● Problem description: Retype every record below exactly as it is written.

Stored data
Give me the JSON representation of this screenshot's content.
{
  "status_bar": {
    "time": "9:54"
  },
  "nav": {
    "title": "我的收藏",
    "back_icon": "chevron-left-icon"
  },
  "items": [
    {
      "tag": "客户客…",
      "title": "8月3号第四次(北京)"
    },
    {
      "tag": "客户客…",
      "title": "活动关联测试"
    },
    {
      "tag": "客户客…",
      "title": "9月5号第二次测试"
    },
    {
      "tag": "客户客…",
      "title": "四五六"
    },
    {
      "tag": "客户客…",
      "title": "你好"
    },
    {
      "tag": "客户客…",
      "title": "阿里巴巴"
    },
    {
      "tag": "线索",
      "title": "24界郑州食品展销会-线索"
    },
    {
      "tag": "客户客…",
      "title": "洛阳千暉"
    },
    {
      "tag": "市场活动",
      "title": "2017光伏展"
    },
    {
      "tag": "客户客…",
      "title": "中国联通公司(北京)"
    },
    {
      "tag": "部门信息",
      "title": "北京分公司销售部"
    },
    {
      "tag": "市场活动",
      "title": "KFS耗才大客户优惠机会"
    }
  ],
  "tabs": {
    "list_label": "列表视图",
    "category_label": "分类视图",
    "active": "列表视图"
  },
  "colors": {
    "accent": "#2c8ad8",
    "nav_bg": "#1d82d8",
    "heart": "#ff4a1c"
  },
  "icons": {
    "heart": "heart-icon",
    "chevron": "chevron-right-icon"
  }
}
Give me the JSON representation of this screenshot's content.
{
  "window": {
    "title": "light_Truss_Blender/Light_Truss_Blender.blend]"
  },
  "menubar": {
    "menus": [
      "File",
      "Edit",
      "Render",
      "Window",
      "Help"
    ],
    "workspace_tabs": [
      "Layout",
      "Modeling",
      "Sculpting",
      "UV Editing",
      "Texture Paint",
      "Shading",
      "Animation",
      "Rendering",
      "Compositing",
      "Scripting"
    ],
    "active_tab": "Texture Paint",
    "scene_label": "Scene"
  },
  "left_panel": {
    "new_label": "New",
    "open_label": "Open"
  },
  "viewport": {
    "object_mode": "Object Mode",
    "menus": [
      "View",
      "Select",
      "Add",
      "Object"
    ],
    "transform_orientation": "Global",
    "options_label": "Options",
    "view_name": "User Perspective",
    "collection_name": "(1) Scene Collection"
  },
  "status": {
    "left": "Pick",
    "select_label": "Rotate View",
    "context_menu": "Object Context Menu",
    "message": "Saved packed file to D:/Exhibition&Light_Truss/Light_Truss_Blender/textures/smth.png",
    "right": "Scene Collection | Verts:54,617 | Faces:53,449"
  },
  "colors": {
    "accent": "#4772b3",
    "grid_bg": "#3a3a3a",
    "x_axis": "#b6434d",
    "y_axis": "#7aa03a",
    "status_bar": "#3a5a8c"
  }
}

● Response to this exercise:
Give me the JSON representation of this screenshot's content.
{
  "status_bar": {
    "time": "9:54"
  },
  "nav": {
    "title": "我的收藏",
    "back_icon": "chevron-left-icon"
  },
  "items": [
    {
      "tag": "客户客…",
      "title": "8月3号第四次(北京)"
    },
    {
      "tag": "客户客…",
      "title": "活动关联测试"
    },
    {
      "tag": "客户客…",
      "title": "9月5号第二次测试"
    },
    {
      "tag": "客户客…",
      "title": "四五六"
    },
    {
      "tag": "客户客…",
      "title": "你好"
    },
    {
      "tag": "客户客…",
      "title": "阿里巴巴"
    },
    {
      "tag": "线索",
      "title": "24界郑州食品展销会-线索"
    },
    {
      "tag": "客户客…",
      "title": "洛阳千暉"
    },
    {
      "tag": "市场活动",
      "title": "2017光伏展"
    },
    {
      "tag": "客户客…",
      "title": "中国联通公司(北京)"
    },
    {
      "tag": "部门信息",
      "title": "北京分公司销售部"
    },
    {
      "tag": "市场活动",
      "title": "KFS耗才大客户优惠机会"
    }
  ],
  "tabs": {
    "list_label": "列表视图",
    "category_label": "分类视图",
    "active": "列表视图"
  },
  "colors": {
    "accent": "#2c8ad8",
    "nav_bg": "#1d82d8",
    "heart": "#ff4a1c"
  },
  "icons": {
    "heart": "heart-icon",
    "chevron": "chevron-right-icon"
  }
}
Give me the JSON representation of this screenshot's content.
{
  "window": {
    "title": "light_Truss_Blender/Light_Truss_Blender.blend]"
  },
  "menubar": {
    "menus": [
      "File",
      "Edit",
      "Render",
      "Window",
      "Help"
    ],
    "workspace_tabs": [
      "Layout",
      "Modeling",
      "Sculpting",
      "UV Editing",
      "Texture Paint",
      "Shading",
      "Animation",
      "Rendering",
      "Compositing",
      "Scripting"
    ],
    "active_tab": "Texture Paint",
    "scene_label": "Scene"
  },
  "left_panel": {
    "new_label": "New",
    "open_label": "Open"
  },
  "viewport": {
    "object_mode": "Object Mode",
    "menus": [
      "View",
      "Select",
      "Add",
      "Object"
    ],
    "transform_orientation": "Global",
    "options_label": "Options",
    "view_name": "User Perspective",
    "collection_name": "(1) Scene Collection"
  },
  "status": {
    "left": "Pick",
    "select_label": "Rotate View",
    "context_menu": "Object Context Menu",
    "message": "Saved packed file to D:/Exhibition&Light_Truss/Light_Truss_Blender/textures/smth.png",
    "right": "Scene Collection | Verts:54,617 | Faces:53,449"
  },
  "colors": {
    "accent": "#4772b3",
    "grid_bg": "#3a3a3a",
    "x_axis": "#b6434d",
    "y_axis": "#7aa03a",
    "status_bar": "#3a5a8c"
  }
}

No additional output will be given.